**What the task requires**
Omit all pictures and give the records below again exactly as written.
'''
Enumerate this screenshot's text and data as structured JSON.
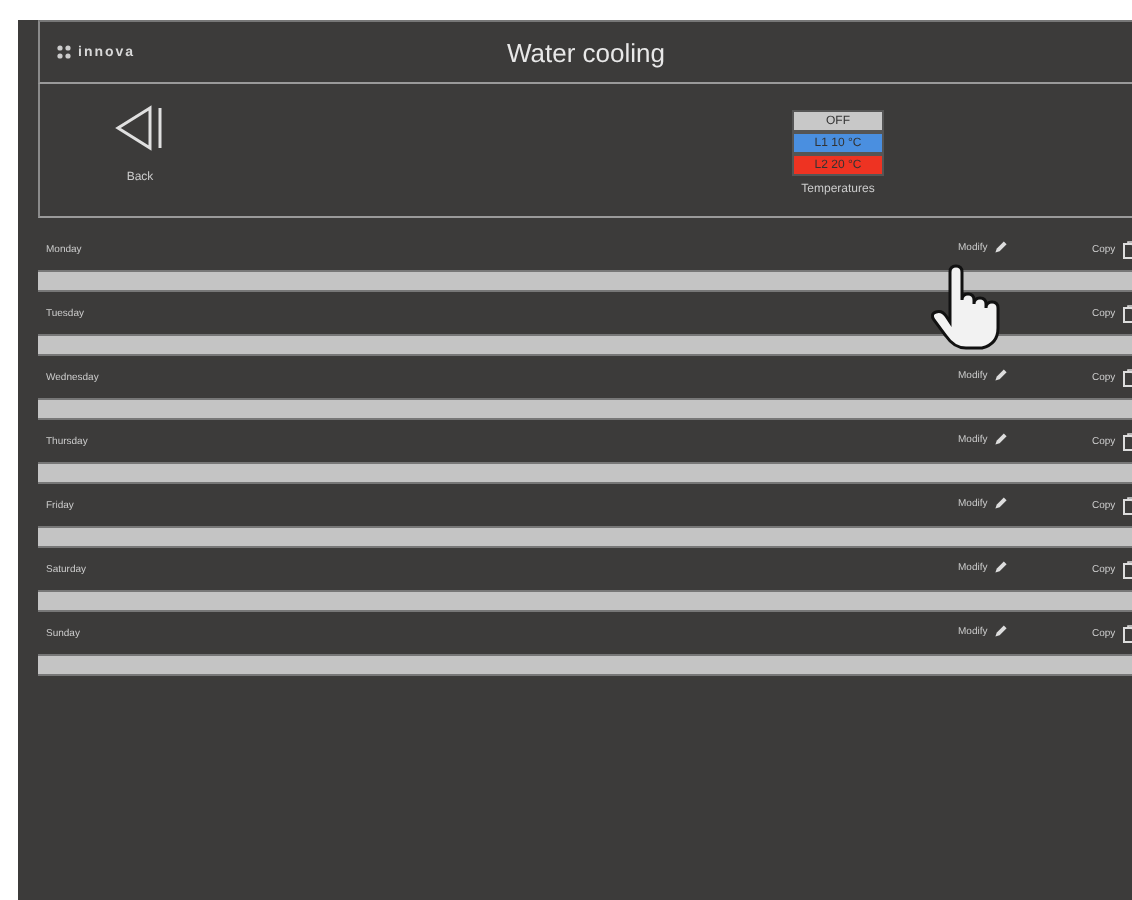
{
  "header": {
    "logo": "innova",
    "title": "Water cooling"
  },
  "back": {
    "label": "Back"
  },
  "temperatures": {
    "label": "Temperatures",
    "levels": [
      {
        "label": "OFF",
        "color": "#c8c8c8"
      },
      {
        "label": "L1 10 °C",
        "color": "#4a8fe0"
      },
      {
        "label": "L2 20 °C",
        "color": "#ee3322"
      }
    ]
  },
  "days": [
    {
      "name": "Monday",
      "modify": "Modify",
      "copy": "Copy"
    },
    {
      "name": "Tuesday",
      "copy": "Copy",
      "cursor": true
    },
    {
      "name": "Wednesday",
      "modify": "Modify",
      "copy": "Copy"
    },
    {
      "name": "Thursday",
      "modify": "Modify",
      "copy": "Copy"
    },
    {
      "name": "Friday",
      "modify": "Modify",
      "copy": "Copy"
    },
    {
      "name": "Saturday",
      "modify": "Modify",
      "copy": "Copy"
    },
    {
      "name": "Sunday",
      "modify": "Modify",
      "copy": "Copy"
    }
  ]
}
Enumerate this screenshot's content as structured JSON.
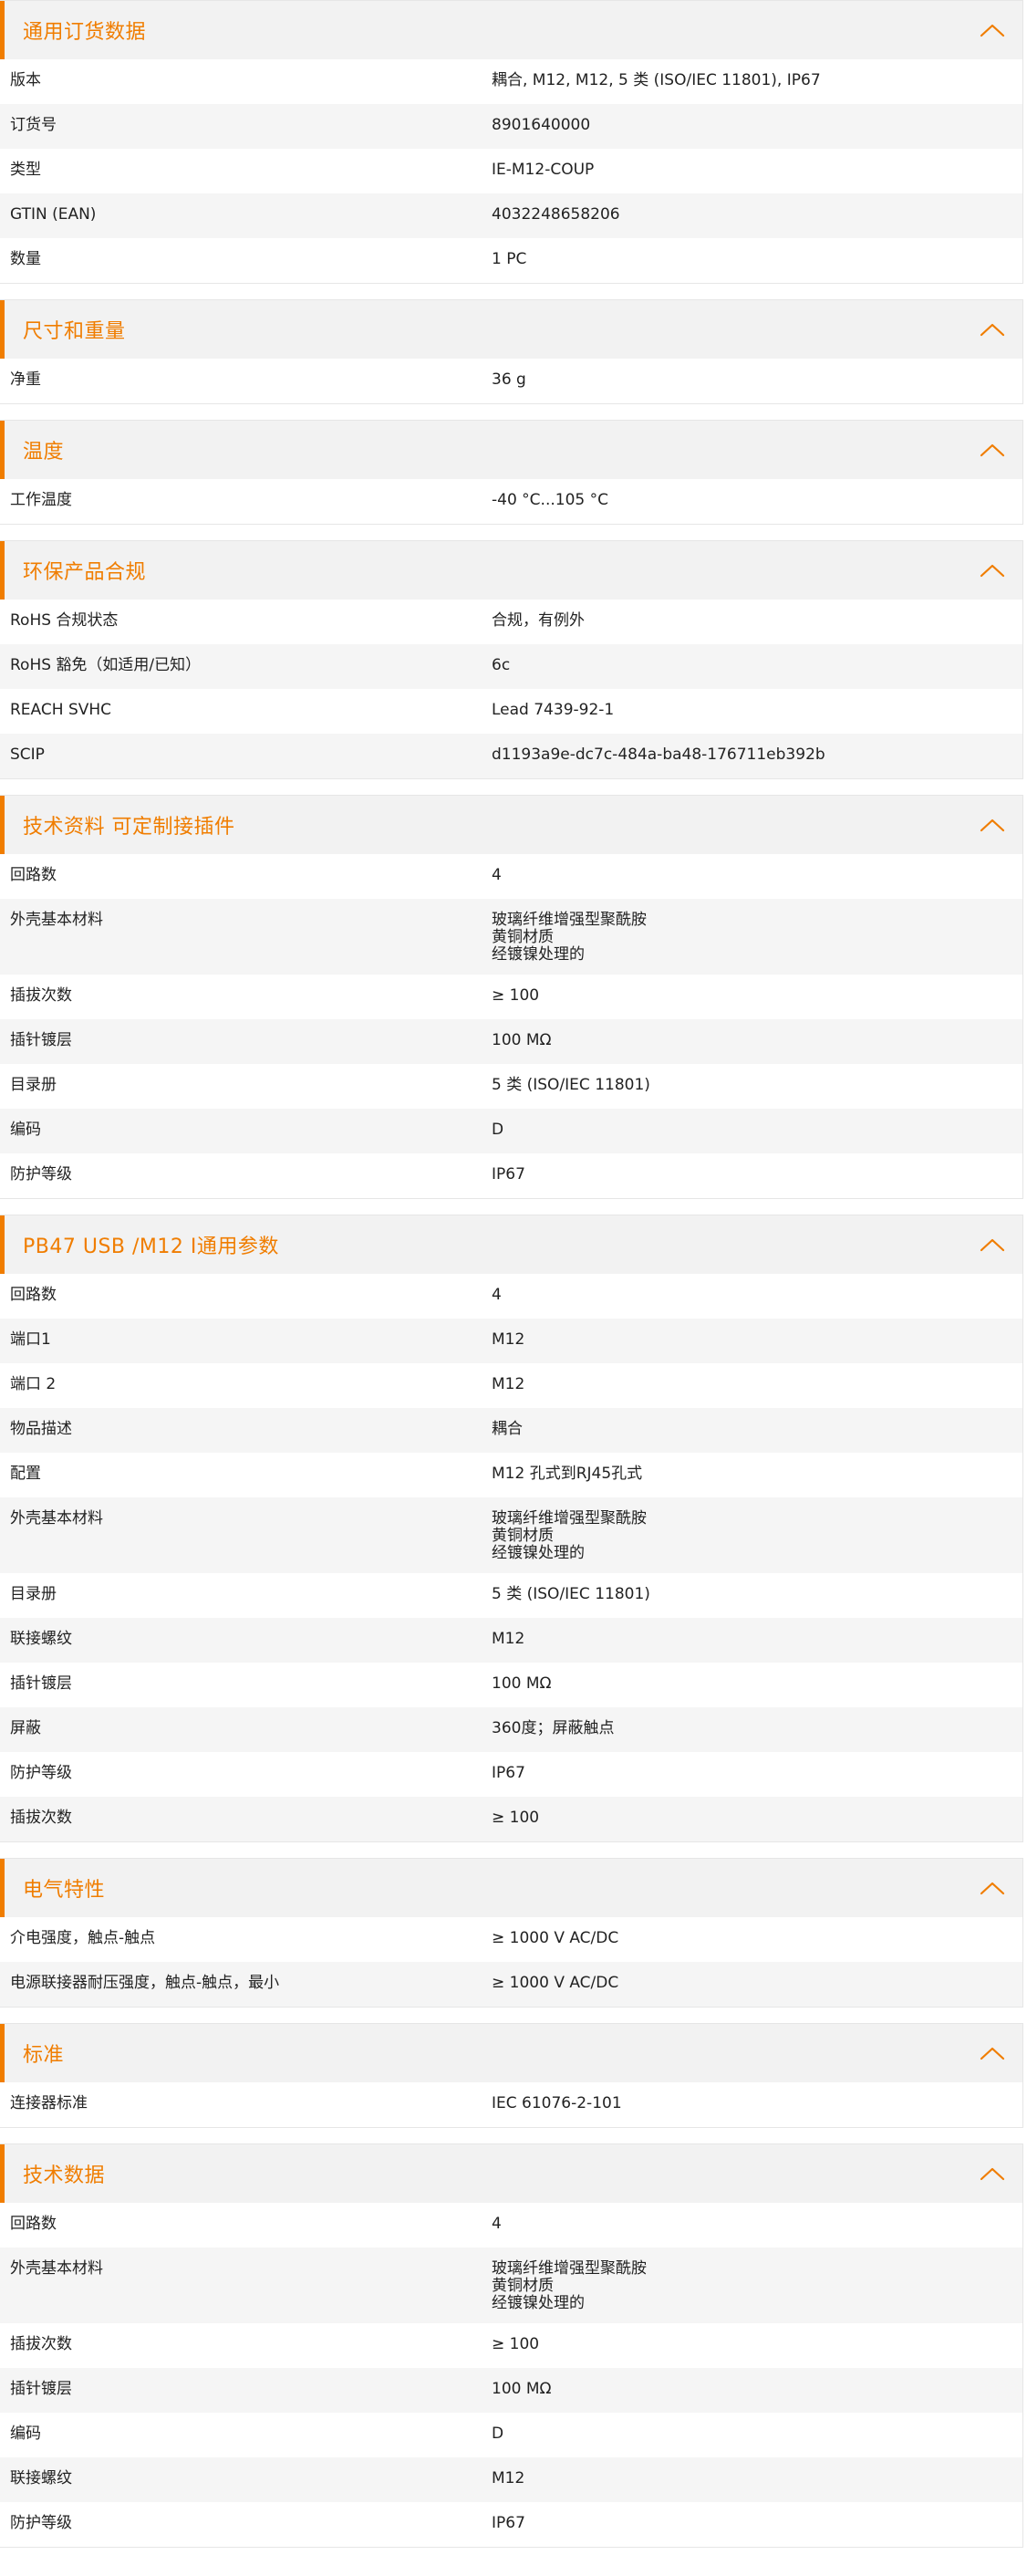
{
  "icons": {
    "collapse": "chevron-up-icon"
  },
  "colors": {
    "accent": "#f07d00",
    "header_bg": "#f2f2f2",
    "row_alt_bg": "#f5f5f5",
    "text": "#222222"
  },
  "sections": [
    {
      "title": "通用订货数据",
      "rows": [
        {
          "label": "版本",
          "value": "耦合, M12, M12, 5 类 (ISO/IEC 11801), IP67"
        },
        {
          "label": "订货号",
          "value": "8901640000"
        },
        {
          "label": "类型",
          "value": "IE-M12-COUP"
        },
        {
          "label": "GTIN (EAN)",
          "value": "4032248658206"
        },
        {
          "label": "数量",
          "value": "1  PC"
        }
      ]
    },
    {
      "title": "尺寸和重量",
      "rows": [
        {
          "label": "净重",
          "value": "36  g"
        }
      ]
    },
    {
      "title": "温度",
      "rows": [
        {
          "label": "工作温度",
          "value": "-40 °C...105 °C"
        }
      ]
    },
    {
      "title": "环保产品合规",
      "rows": [
        {
          "label": "RoHS 合规状态",
          "value": "合规，有例外"
        },
        {
          "label": "RoHS 豁免（如适用/已知）",
          "value": "6c"
        },
        {
          "label": "REACH SVHC",
          "value": "Lead 7439-92-1"
        },
        {
          "label": "SCIP",
          "value": "d1193a9e-dc7c-484a-ba48-176711eb392b"
        }
      ]
    },
    {
      "title": "技术资料 可定制接插件",
      "rows": [
        {
          "label": "回路数",
          "value": "4"
        },
        {
          "label": "外壳基本材料",
          "value": "玻璃纤维增强型聚酰胺\n黄铜材质\n经镀镍处理的"
        },
        {
          "label": "插拔次数",
          "value": "≥ 100"
        },
        {
          "label": "插针镀层",
          "value": "100 MΩ"
        },
        {
          "label": "目录册",
          "value": "5 类 (ISO/IEC 11801)"
        },
        {
          "label": "编码",
          "value": "D"
        },
        {
          "label": "防护等级",
          "value": "IP67"
        }
      ]
    },
    {
      "title": "PB47 USB /M12 I通用参数",
      "rows": [
        {
          "label": "回路数",
          "value": "4"
        },
        {
          "label": "端口1",
          "value": "M12"
        },
        {
          "label": "端口 2",
          "value": "M12"
        },
        {
          "label": "物品描述",
          "value": "耦合"
        },
        {
          "label": "配置",
          "value": "M12 孔式到RJ45孔式"
        },
        {
          "label": "外壳基本材料",
          "value": "玻璃纤维增强型聚酰胺\n黄铜材质\n经镀镍处理的"
        },
        {
          "label": "目录册",
          "value": "5 类 (ISO/IEC 11801)"
        },
        {
          "label": "联接螺纹",
          "value": "M12"
        },
        {
          "label": "插针镀层",
          "value": "100 MΩ"
        },
        {
          "label": "屏蔽",
          "value": "360度；屏蔽触点"
        },
        {
          "label": "防护等级",
          "value": "IP67"
        },
        {
          "label": "插拔次数",
          "value": "≥ 100"
        }
      ]
    },
    {
      "title": "电气特性",
      "rows": [
        {
          "label": "介电强度，触点-触点",
          "value": "≥ 1000 V AC/DC"
        },
        {
          "label": "电源联接器耐压强度，触点-触点，最小",
          "value": "≥ 1000 V AC/DC"
        }
      ]
    },
    {
      "title": "标准",
      "rows": [
        {
          "label": "连接器标准",
          "value": "IEC 61076-2-101"
        }
      ]
    },
    {
      "title": "技术数据",
      "rows": [
        {
          "label": "回路数",
          "value": "4"
        },
        {
          "label": "外壳基本材料",
          "value": "玻璃纤维增强型聚酰胺\n黄铜材质\n经镀镍处理的"
        },
        {
          "label": "插拔次数",
          "value": "≥ 100"
        },
        {
          "label": "插针镀层",
          "value": "100 MΩ"
        },
        {
          "label": "编码",
          "value": "D"
        },
        {
          "label": "联接螺纹",
          "value": "M12"
        },
        {
          "label": "防护等级",
          "value": "IP67"
        }
      ]
    }
  ]
}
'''
**Response**
Enumerate this screenshot's text and data as structured JSON.
{
  "header": {
    "logo": "innova",
    "title": "Water cooling"
  },
  "back": {
    "label": "Back"
  },
  "temperatures": {
    "label": "Temperatures",
    "levels": [
      {
        "label": "OFF",
        "color": "#c8c8c8"
      },
      {
        "label": "L1 10 °C",
        "color": "#4a8fe0"
      },
      {
        "label": "L2 20 °C",
        "color": "#ee3322"
      }
    ]
  },
  "days": [
    {
      "name": "Monday",
      "modify": "Modify",
      "copy": "Copy"
    },
    {
      "name": "Tuesday",
      "copy": "Copy",
      "cursor": true
    },
    {
      "name": "Wednesday",
      "modify": "Modify",
      "copy": "Copy"
    },
    {
      "name": "Thursday",
      "modify": "Modify",
      "copy": "Copy"
    },
    {
      "name": "Friday",
      "modify": "Modify",
      "copy": "Copy"
    },
    {
      "name": "Saturday",
      "modify": "Modify",
      "copy": "Copy"
    },
    {
      "name": "Sunday",
      "modify": "Modify",
      "copy": "Copy"
    }
  ]
}
Enumerate this screenshot's content as structured JSON.
{
  "icons": {
    "collapse": "chevron-up-icon"
  },
  "colors": {
    "accent": "#f07d00",
    "header_bg": "#f2f2f2",
    "row_alt_bg": "#f5f5f5",
    "text": "#222222"
  },
  "sections": [
    {
      "title": "通用订货数据",
      "rows": [
        {
          "label": "版本",
          "value": "耦合, M12, M12, 5 类 (ISO/IEC 11801), IP67"
        },
        {
          "label": "订货号",
          "value": "8901640000"
        },
        {
          "label": "类型",
          "value": "IE-M12-COUP"
        },
        {
          "label": "GTIN (EAN)",
          "value": "4032248658206"
        },
        {
          "label": "数量",
          "value": "1  PC"
        }
      ]
    },
    {
      "title": "尺寸和重量",
      "rows": [
        {
          "label": "净重",
          "value": "36  g"
        }
      ]
    },
    {
      "title": "温度",
      "rows": [
        {
          "label": "工作温度",
          "value": "-40 °C...105 °C"
        }
      ]
    },
    {
      "title": "环保产品合规",
      "rows": [
        {
          "label": "RoHS 合规状态",
          "value": "合规，有例外"
        },
        {
          "label": "RoHS 豁免（如适用/已知）",
          "value": "6c"
        },
        {
          "label": "REACH SVHC",
          "value": "Lead 7439-92-1"
        },
        {
          "label": "SCIP",
          "value": "d1193a9e-dc7c-484a-ba48-176711eb392b"
        }
      ]
    },
    {
      "title": "技术资料 可定制接插件",
      "rows": [
        {
          "label": "回路数",
          "value": "4"
        },
        {
          "label": "外壳基本材料",
          "value": "玻璃纤维增强型聚酰胺\n黄铜材质\n经镀镍处理的"
        },
        {
          "label": "插拔次数",
          "value": "≥ 100"
        },
        {
          "label": "插针镀层",
          "value": "100 MΩ"
        },
        {
          "label": "目录册",
          "value": "5 类 (ISO/IEC 11801)"
        },
        {
          "label": "编码",
          "value": "D"
        },
        {
          "label": "防护等级",
          "value": "IP67"
        }
      ]
    },
    {
      "title": "PB47 USB /M12 I通用参数",
      "rows": [
        {
          "label": "回路数",
          "value": "4"
        },
        {
          "label": "端口1",
          "value": "M12"
        },
        {
          "label": "端口 2",
          "value": "M12"
        },
        {
          "label": "物品描述",
          "value": "耦合"
        },
        {
          "label": "配置",
          "value": "M12 孔式到RJ45孔式"
        },
        {
          "label": "外壳基本材料",
          "value": "玻璃纤维增强型聚酰胺\n黄铜材质\n经镀镍处理的"
        },
        {
          "label": "目录册",
          "value": "5 类 (ISO/IEC 11801)"
        },
        {
          "label": "联接螺纹",
          "value": "M12"
        },
        {
          "label": "插针镀层",
          "value": "100 MΩ"
        },
        {
          "label": "屏蔽",
          "value": "360度；屏蔽触点"
        },
        {
          "label": "防护等级",
          "value": "IP67"
        },
        {
          "label": "插拔次数",
          "value": "≥ 100"
        }
      ]
    },
    {
      "title": "电气特性",
      "rows": [
        {
          "label": "介电强度，触点-触点",
          "value": "≥ 1000 V AC/DC"
        },
        {
          "label": "电源联接器耐压强度，触点-触点，最小",
          "value": "≥ 1000 V AC/DC"
        }
      ]
    },
    {
      "title": "标准",
      "rows": [
        {
          "label": "连接器标准",
          "value": "IEC 61076-2-101"
        }
      ]
    },
    {
      "title": "技术数据",
      "rows": [
        {
          "label": "回路数",
          "value": "4"
        },
        {
          "label": "外壳基本材料",
          "value": "玻璃纤维增强型聚酰胺\n黄铜材质\n经镀镍处理的"
        },
        {
          "label": "插拔次数",
          "value": "≥ 100"
        },
        {
          "label": "插针镀层",
          "value": "100 MΩ"
        },
        {
          "label": "编码",
          "value": "D"
        },
        {
          "label": "联接螺纹",
          "value": "M12"
        },
        {
          "label": "防护等级",
          "value": "IP67"
        }
      ]
    }
  ]
}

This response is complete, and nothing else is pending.